Pitching what you thought was a great idea to your manager, only to get rejected, can be a quite a blow to your ego. But instead of moping about and hating your boss, try to go back to how you pitched your suggestion. Chances are, there were several things you could have done better.
The next time you present a new idea to your boss, try to keep the following strategies in mind to improve your chances of getting a thumbs-up.
When you pitch a new idea such as a project or initiative, the first question in your boss’s mind will be “How much will this cost?” followed by “What’s the downside of this?”
So, before you even present your idea, you need to think two to three steps ahead by:
- Setting realistic milestones that will indicate the success of the project
- Identifying potential weaknesses
- Creating strategies to counter these weaknesses
Bottom line? You want to reduce risk as much as possible so your boss buys into the idea.
Be Ready to Defend the Idea
Unless your boss actually encourages it, don’t come to him or her with an idea that’s barely out of the conceptual stage. Your boss may not have the time to think out loud with you. So, if you’re going to pitch an idea, it better be a polished one. Not only that, you need to be ready to defend your idea, especially if it’s going to require the company to spend money.
If your idea is to increase your marketing budget by several thousand dollars, you need to be ready to field objections and justify that it won’t be a waste of time and resources.
Prove You’re the Man for the Job
If your idea is to take on a bigger role in the team, or perhaps a leadership position on a new project, you should be ready to highlight your existing responsibilities and accomplishments to prove you are ready for the job. You can’t expect your boss to entertain your request for a larger role if you’re not cut out for it.
Zero in on Benefits
Ultimately, your boss wants to know what your idea has to offer the team and company. You can focus your pitch on concrete benefits such as:
- Lowered cost
- Increased productivity
- Increased sales
- Improved customer retention
The more people benefit from your idea, the more likely your boss will approve it.
Be Open to Suggestions
Don’t flip out if your boss suggests changes to improve your idea. If anything, it means your idea is already worth implementing and only needs a few final touches.

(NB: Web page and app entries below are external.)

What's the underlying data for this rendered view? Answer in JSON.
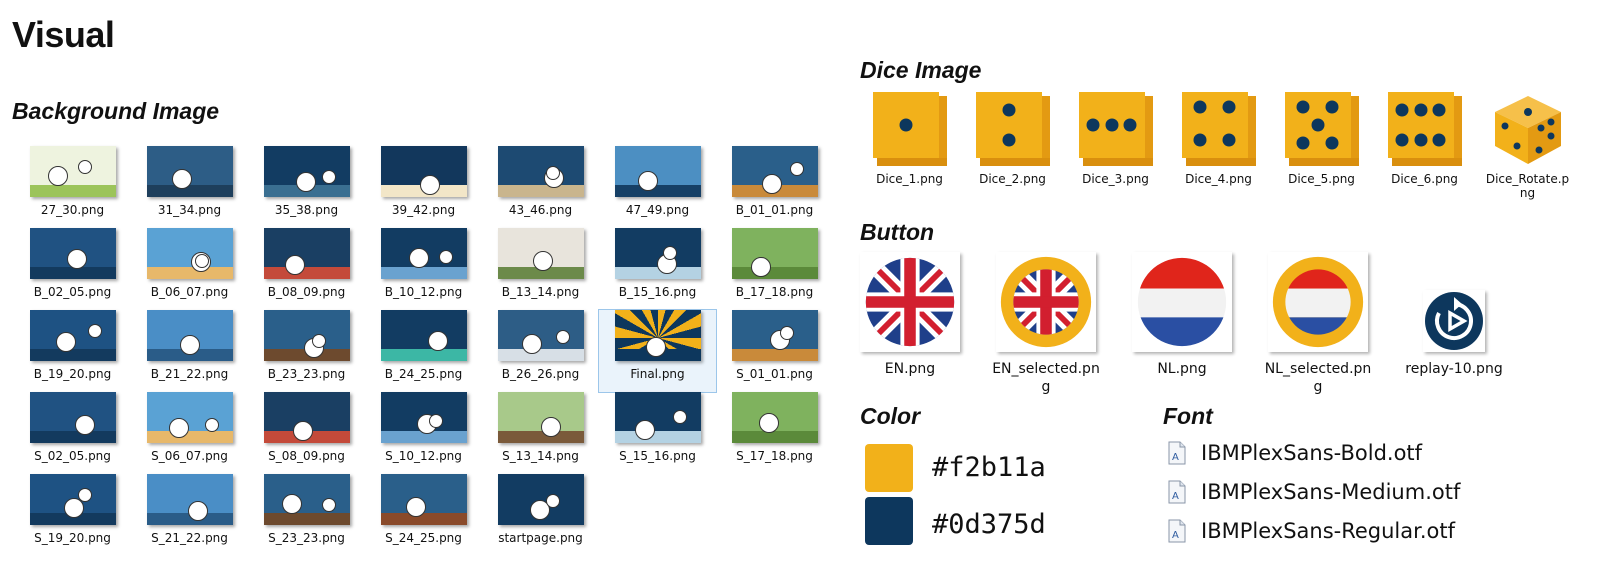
{
  "page": {
    "title": "Visual"
  },
  "sections": {
    "background": "Background Image",
    "dice": "Dice Image",
    "button": "Button",
    "color": "Color",
    "font": "Font"
  },
  "backgrounds": [
    {
      "name": "27_30.png",
      "bg": "#eef3df",
      "ground": "#9cc45a"
    },
    {
      "name": "31_34.png",
      "bg": "#2d5d86",
      "ground": "#1e3f5c"
    },
    {
      "name": "35_38.png",
      "bg": "#123c62",
      "ground": "#3a6f91"
    },
    {
      "name": "39_42.png",
      "bg": "#12375c",
      "ground": "#f2e6c8"
    },
    {
      "name": "43_46.png",
      "bg": "#1d4a72",
      "ground": "#c9b58d"
    },
    {
      "name": "47_49.png",
      "bg": "#4c8fc2",
      "ground": "#164066"
    },
    {
      "name": "B_01_01.png",
      "bg": "#2a5f8a",
      "ground": "#c98a3a"
    },
    {
      "name": "B_02_05.png",
      "bg": "#205282",
      "ground": "#133a5e"
    },
    {
      "name": "B_06_07.png",
      "bg": "#5aa2d4",
      "ground": "#e7b86a"
    },
    {
      "name": "B_08_09.png",
      "bg": "#1a3f63",
      "ground": "#c44a3a"
    },
    {
      "name": "B_10_12.png",
      "bg": "#123c62",
      "ground": "#6aa2cf"
    },
    {
      "name": "B_13_14.png",
      "bg": "#e8e4dc",
      "ground": "#6c8a4a"
    },
    {
      "name": "B_15_16.png",
      "bg": "#123c62",
      "ground": "#b4d2e3"
    },
    {
      "name": "B_17_18.png",
      "bg": "#7fb25e",
      "ground": "#5b8a3a"
    },
    {
      "name": "B_19_20.png",
      "bg": "#1e5283",
      "ground": "#133a5e"
    },
    {
      "name": "B_21_22.png",
      "bg": "#4a8ec6",
      "ground": "#2a5c88"
    },
    {
      "name": "B_23_23.png",
      "bg": "#2a5f8a",
      "ground": "#6d4a2e"
    },
    {
      "name": "B_24_25.png",
      "bg": "#123c62",
      "ground": "#3cb7a5"
    },
    {
      "name": "B_26_26.png",
      "bg": "#2d5d86",
      "ground": "#d7dfe6"
    },
    {
      "name": "Final.png",
      "bg": "#f2b11a",
      "ground": "#0d375d"
    },
    {
      "name": "S_01_01.png",
      "bg": "#2a5f8a",
      "ground": "#c98a3a"
    },
    {
      "name": "S_02_05.png",
      "bg": "#205282",
      "ground": "#133a5e"
    },
    {
      "name": "S_06_07.png",
      "bg": "#5aa2d4",
      "ground": "#e7b86a"
    },
    {
      "name": "S_08_09.png",
      "bg": "#1a3f63",
      "ground": "#c44a3a"
    },
    {
      "name": "S_10_12.png",
      "bg": "#123c62",
      "ground": "#6aa2cf"
    },
    {
      "name": "S_13_14.png",
      "bg": "#a8c98a",
      "ground": "#7a5a3a"
    },
    {
      "name": "S_15_16.png",
      "bg": "#123c62",
      "ground": "#b4d2e3"
    },
    {
      "name": "S_17_18.png",
      "bg": "#7fb25e",
      "ground": "#5b8a3a"
    },
    {
      "name": "S_19_20.png",
      "bg": "#1e5283",
      "ground": "#133a5e"
    },
    {
      "name": "S_21_22.png",
      "bg": "#4a8ec6",
      "ground": "#2a5c88"
    },
    {
      "name": "S_23_23.png",
      "bg": "#2a5f8a",
      "ground": "#6d4a2e"
    },
    {
      "name": "S_24_25.png",
      "bg": "#2a5f8a",
      "ground": "#8a4a2a"
    },
    {
      "name": "startpage.png",
      "bg": "#123c62",
      "ground": "#123c62"
    }
  ],
  "selected_background": "Final.png",
  "dice": [
    {
      "name": "Dice_1.png",
      "pips": 1
    },
    {
      "name": "Dice_2.png",
      "pips": 2
    },
    {
      "name": "Dice_3.png",
      "pips": 3
    },
    {
      "name": "Dice_4.png",
      "pips": 4
    },
    {
      "name": "Dice_5.png",
      "pips": 5
    },
    {
      "name": "Dice_6.png",
      "pips": 6
    },
    {
      "name": "Dice_Rotate.png",
      "pips": 0
    }
  ],
  "buttons": [
    {
      "name": "EN.png",
      "icon": "uk-flag-icon"
    },
    {
      "name": "EN_selected.png",
      "icon": "uk-flag-selected-icon"
    },
    {
      "name": "NL.png",
      "icon": "nl-flag-icon"
    },
    {
      "name": "NL_selected.png",
      "icon": "nl-flag-selected-icon"
    },
    {
      "name": "replay-10.png",
      "icon": "replay-icon"
    }
  ],
  "colors": [
    {
      "hex": "#f2b11a"
    },
    {
      "hex": "#0d375d"
    }
  ],
  "fonts": [
    {
      "name": "IBMPlexSans-Bold.otf"
    },
    {
      "name": "IBMPlexSans-Medium.otf"
    },
    {
      "name": "IBMPlexSans-Regular.otf"
    }
  ]
}
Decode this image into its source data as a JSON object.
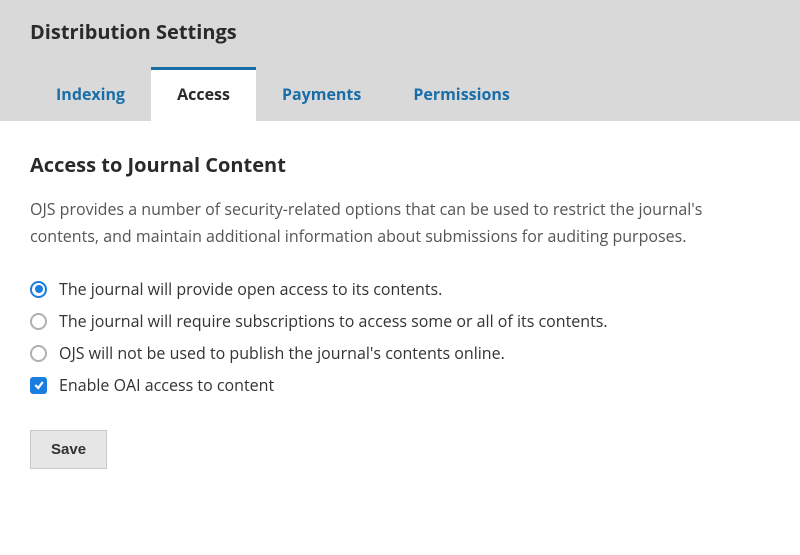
{
  "header": {
    "title": "Distribution Settings"
  },
  "tabs": [
    {
      "label": "Indexing",
      "active": false
    },
    {
      "label": "Access",
      "active": true
    },
    {
      "label": "Payments",
      "active": false
    },
    {
      "label": "Permissions",
      "active": false
    }
  ],
  "section": {
    "title": "Access to Journal Content",
    "description": "OJS provides a number of security-related options that can be used to restrict the journal's contents, and maintain additional information about submissions for auditing purposes."
  },
  "options": {
    "radio": [
      {
        "label": "The journal will provide open access to its contents.",
        "checked": true
      },
      {
        "label": "The journal will require subscriptions to access some or all of its contents.",
        "checked": false
      },
      {
        "label": "OJS will not be used to publish the journal's contents online.",
        "checked": false
      }
    ],
    "checkbox": {
      "label": "Enable OAI access to content",
      "checked": true
    }
  },
  "buttons": {
    "save": "Save"
  }
}
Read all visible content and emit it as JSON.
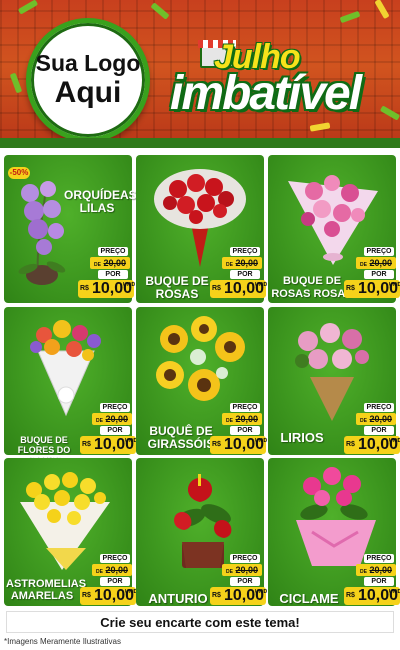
{
  "header": {
    "logo_line1": "Sua Logo",
    "logo_line2": "Aqui",
    "title_line1": "Julho",
    "title_line2": "imbatível"
  },
  "price_labels": {
    "preco": "PREÇO",
    "de": "DE",
    "por": "POR",
    "currency": "R$",
    "unit": "UNID"
  },
  "products": [
    {
      "name": "ORQUÍDEAS LILAS",
      "old_price": "20,00",
      "new_price": "10,00",
      "badge": "-50%"
    },
    {
      "name": "BUQUE DE ROSAS",
      "old_price": "20,00",
      "new_price": "10,00"
    },
    {
      "name": "BUQUE DE ROSAS ROSAS",
      "old_price": "20,00",
      "new_price": "10,00"
    },
    {
      "name": "BUQUE DE FLORES DO CAMPO",
      "old_price": "20,00",
      "new_price": "10,00"
    },
    {
      "name": "BUQUÊ DE GIRASSÓIS",
      "old_price": "20,00",
      "new_price": "10,00"
    },
    {
      "name": "LIRIOS",
      "old_price": "20,00",
      "new_price": "10,00"
    },
    {
      "name": "ASTROMELIAS AMARELAS",
      "old_price": "20,00",
      "new_price": "10,00"
    },
    {
      "name": "ANTURIO",
      "old_price": "20,00",
      "new_price": "10,00"
    },
    {
      "name": "CICLAME",
      "old_price": "20,00",
      "new_price": "10,00"
    }
  ],
  "footer": {
    "cta": "Crie seu encarte com este tema!",
    "disclaimer": "*Imagens Meramente Ilustrativas"
  }
}
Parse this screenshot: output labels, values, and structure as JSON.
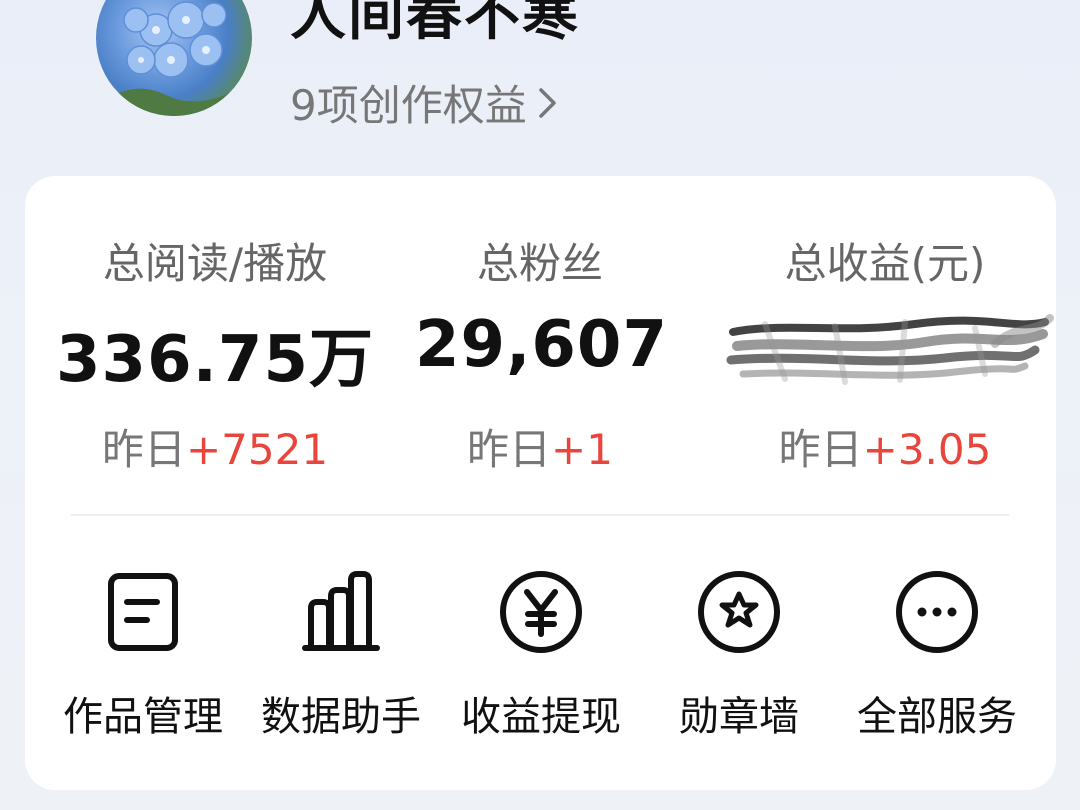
{
  "profile": {
    "username": "人间春不寒",
    "rights_text": "9项创作权益",
    "avatar_icon": "flower-avatar"
  },
  "stats": [
    {
      "label": "总阅读/播放",
      "value": "336.75万",
      "delta_prefix": "昨日",
      "delta": "+7521"
    },
    {
      "label": "总粉丝",
      "value": "29,607",
      "delta_prefix": "昨日",
      "delta": "+1"
    },
    {
      "label": "总收益(元)",
      "value": "",
      "delta_prefix": "昨日",
      "delta": "+3.05"
    }
  ],
  "services": [
    {
      "label": "作品管理",
      "icon": "document-icon"
    },
    {
      "label": "数据助手",
      "icon": "bar-chart-icon"
    },
    {
      "label": "收益提现",
      "icon": "yen-circle-icon"
    },
    {
      "label": "勋章墙",
      "icon": "medal-star-icon"
    },
    {
      "label": "全部服务",
      "icon": "more-circle-icon"
    }
  ],
  "colors": {
    "accent_red": "#e8453c",
    "text_primary": "#111111",
    "text_secondary": "#777777",
    "card_bg": "#ffffff",
    "page_bg": "#edf1f8"
  }
}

Remember, bosses are bosses for a reason—their insights could turn a good idea into a great one.
Get more career insights and advice by following this blog. If you need help looking for career and growth opportunities, talk to the staffing services experts of Star Staffing. Contact our offices at 707-762-4447 to find out how our services can be of help.